Anyways, my team found it very valuable for only the 45 minutes it took to do. I would personally recommend it to all teams both young and old as a fun learning experience.

Regards, Bryan

All ideas mentioned have been solid thus far. Some our team has used:

-Mini vex competitions
-Team building events (egg drop, spaghetti bridge, etc.)
-Off-season competitions
-Robot “re-dos” (rebuilding an older robot that has been out of commission)
-Sub-system development (new drive train ideas, end-effectors, software)

There is one thing I’d like to emphasize though, particularly when it comes to new members joining your team. Teaching these new students how to research FIRST and robotics on their own is an invaluable skill. Letting them know that chiefdelphi exists is a start, then start showing them how to search for pictures, threads, papers. This will allow new students who are really amped about the competition to go out on their own discover some cool things that even experienced team members haven’t found.

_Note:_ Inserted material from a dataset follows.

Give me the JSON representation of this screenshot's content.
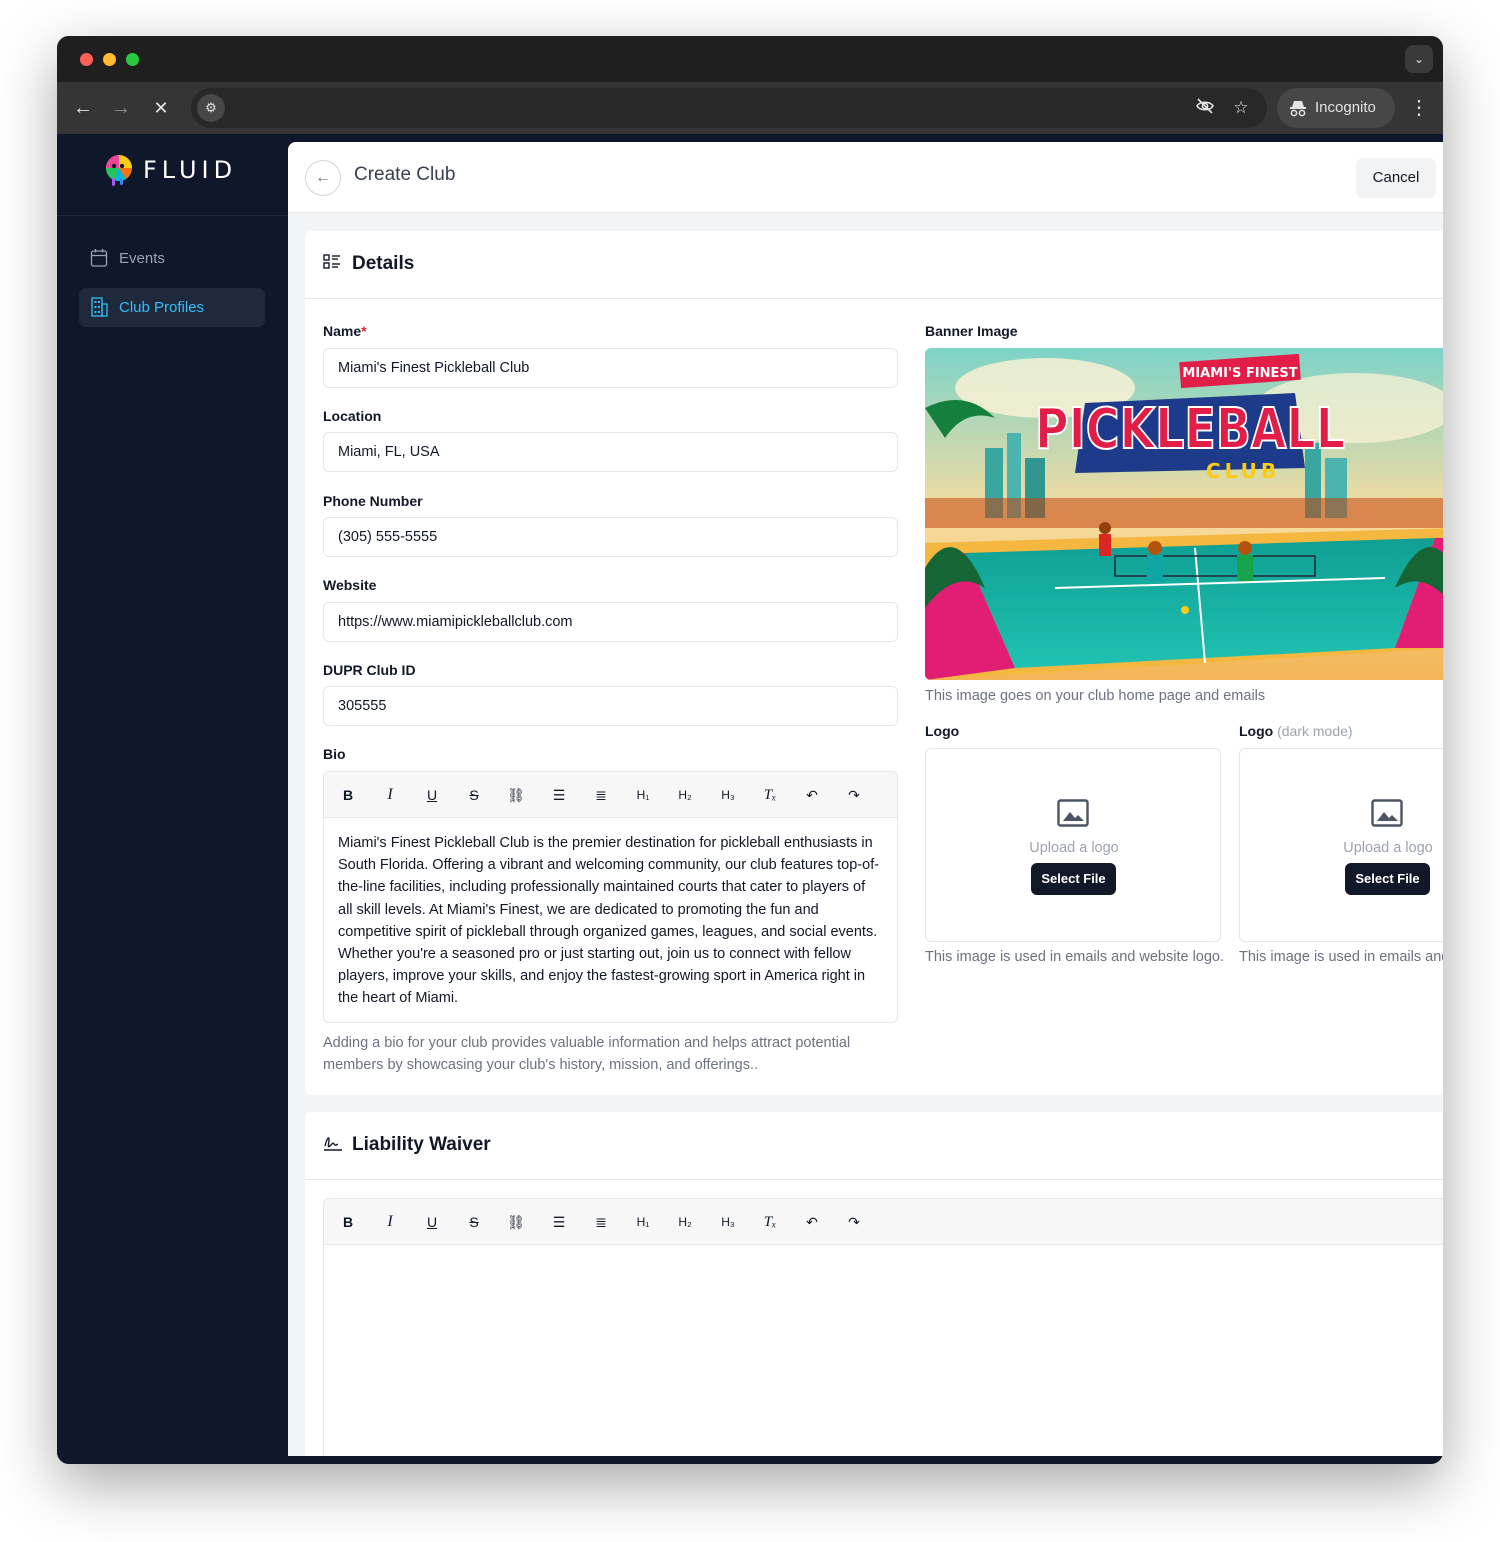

The first thing our team would do is obviously, meet ahead of the kickoff. There a few months in advance, we’d review pictures of teams (ourself and others) tactics, watch youtube videos, watch video on matches we did, and break down in detail the shortcomings and strengths of the bot we built the competetion before (which was usually still assembled). There, we’d also get into our design flaws, and look into why parts broke and how to avoid it in the future.

From there, we’d rebuild/fool around with design concepts and maths and if we had issues our bot from the year previous couldn’t do, we’d modify/improve it as best we could, even if only for demonstrations. Also, we’d have a design prebuilt (like a square, saves time when engineering, and we’d work with the square or if that failed just start over) and when kickoff came, we’d breakdown/analyze the kickoff video and start looking into easy and effective solutions to complete the task.

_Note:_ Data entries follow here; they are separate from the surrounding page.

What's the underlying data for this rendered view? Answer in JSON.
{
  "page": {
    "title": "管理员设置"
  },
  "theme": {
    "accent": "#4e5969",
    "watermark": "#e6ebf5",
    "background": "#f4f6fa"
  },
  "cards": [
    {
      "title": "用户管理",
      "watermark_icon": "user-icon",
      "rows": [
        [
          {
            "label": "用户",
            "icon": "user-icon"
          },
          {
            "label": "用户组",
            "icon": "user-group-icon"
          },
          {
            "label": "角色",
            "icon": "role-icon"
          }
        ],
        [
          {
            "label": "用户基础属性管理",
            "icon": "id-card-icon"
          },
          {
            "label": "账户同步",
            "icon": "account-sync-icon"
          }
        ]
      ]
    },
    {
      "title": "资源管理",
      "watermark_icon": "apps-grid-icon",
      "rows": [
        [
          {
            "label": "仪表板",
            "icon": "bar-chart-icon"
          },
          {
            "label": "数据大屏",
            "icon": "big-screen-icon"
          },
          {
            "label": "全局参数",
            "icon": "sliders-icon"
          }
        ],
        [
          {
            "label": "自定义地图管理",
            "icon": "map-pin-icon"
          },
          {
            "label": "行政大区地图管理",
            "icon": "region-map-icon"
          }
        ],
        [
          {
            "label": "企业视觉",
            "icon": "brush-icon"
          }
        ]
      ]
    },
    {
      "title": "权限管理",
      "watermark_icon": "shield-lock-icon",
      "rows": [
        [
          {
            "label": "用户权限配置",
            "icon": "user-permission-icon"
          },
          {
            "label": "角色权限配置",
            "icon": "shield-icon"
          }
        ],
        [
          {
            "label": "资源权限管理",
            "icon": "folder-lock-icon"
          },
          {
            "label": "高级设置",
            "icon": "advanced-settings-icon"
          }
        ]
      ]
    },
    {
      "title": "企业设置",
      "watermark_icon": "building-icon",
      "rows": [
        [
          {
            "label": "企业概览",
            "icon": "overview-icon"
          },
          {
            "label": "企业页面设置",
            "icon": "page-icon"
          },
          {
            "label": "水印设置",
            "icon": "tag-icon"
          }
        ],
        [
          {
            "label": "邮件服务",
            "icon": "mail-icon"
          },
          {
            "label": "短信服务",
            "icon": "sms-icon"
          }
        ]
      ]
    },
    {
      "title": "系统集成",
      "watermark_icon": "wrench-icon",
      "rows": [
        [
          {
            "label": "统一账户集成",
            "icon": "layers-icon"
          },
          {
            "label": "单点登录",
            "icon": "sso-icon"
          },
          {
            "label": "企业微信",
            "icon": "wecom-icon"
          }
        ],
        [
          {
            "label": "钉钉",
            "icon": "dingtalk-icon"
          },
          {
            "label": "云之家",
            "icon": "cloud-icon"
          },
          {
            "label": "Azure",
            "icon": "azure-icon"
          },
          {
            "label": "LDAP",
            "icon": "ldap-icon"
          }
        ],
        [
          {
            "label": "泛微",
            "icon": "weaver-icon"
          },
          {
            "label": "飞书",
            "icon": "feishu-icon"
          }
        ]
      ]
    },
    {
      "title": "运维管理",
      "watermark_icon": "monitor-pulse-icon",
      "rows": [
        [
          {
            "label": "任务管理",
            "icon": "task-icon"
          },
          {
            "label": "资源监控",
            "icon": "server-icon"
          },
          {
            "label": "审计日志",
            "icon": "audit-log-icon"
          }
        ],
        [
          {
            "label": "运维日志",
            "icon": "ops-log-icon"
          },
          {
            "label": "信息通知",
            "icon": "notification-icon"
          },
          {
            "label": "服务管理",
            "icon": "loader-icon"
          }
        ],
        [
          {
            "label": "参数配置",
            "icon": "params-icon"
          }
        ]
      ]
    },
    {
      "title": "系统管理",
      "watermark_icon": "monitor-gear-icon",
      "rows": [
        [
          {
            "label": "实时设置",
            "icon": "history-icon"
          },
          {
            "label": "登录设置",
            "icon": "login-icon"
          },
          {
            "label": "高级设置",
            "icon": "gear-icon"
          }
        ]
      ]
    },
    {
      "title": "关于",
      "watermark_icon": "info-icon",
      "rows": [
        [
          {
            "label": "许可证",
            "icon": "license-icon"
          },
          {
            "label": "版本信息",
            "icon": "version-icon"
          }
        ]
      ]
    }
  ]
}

For those who were into it (the code monkies) they’d do a game of “tactical forecasting” where they’d predict “why should we be chosen?”, or, “if our bot does this, what are other potential designs other teams might come up with?”, and “can we counter other designs somehow?” (graciously of course). The strategy of the game for some is just as exciting as the build.

One of the things we have had success with is taking a past game that the mentors are familiar with but the students are not and complete a some aspect of the game, usually a mechanism.

This season we are also reworking our “standard” drive base to make it lighter/stiffer/generally better.

If your school district doesn’t completely freak out some sort of PR project like a T-shirt cannon or parade bot can be a good idea.

Or… How about doing something that can really kick you up a notch with that? Develop a strategy for that game. Then develop a robot design (or mechanism). Look at the winning teams from that year, and their strategy. See how yours stacks up, and figure out what they saw that you didn’t.

In essence, go through the first week or so of build season from the past over a meeting or two. There are really simple strategic games, and really nasty ones.

We actually did that last year with Rack and Roll, which worked out well on accident.

One good pre-season meeting could be about service projects, scouting ideas, designing a new pit, crate, or uniform. Practice CAD and animation. Also a really good thing you can work on in meetings in the off-season is trying to help other schools in your area become teams (Spread FIRST :D). Thats enough to have your teams hands full for the of season.

Thank you all for providing such great ideas so far. I’ve already incorporated several of the ideas you have presented into the calendar. I hope that the CD community keeps them coming.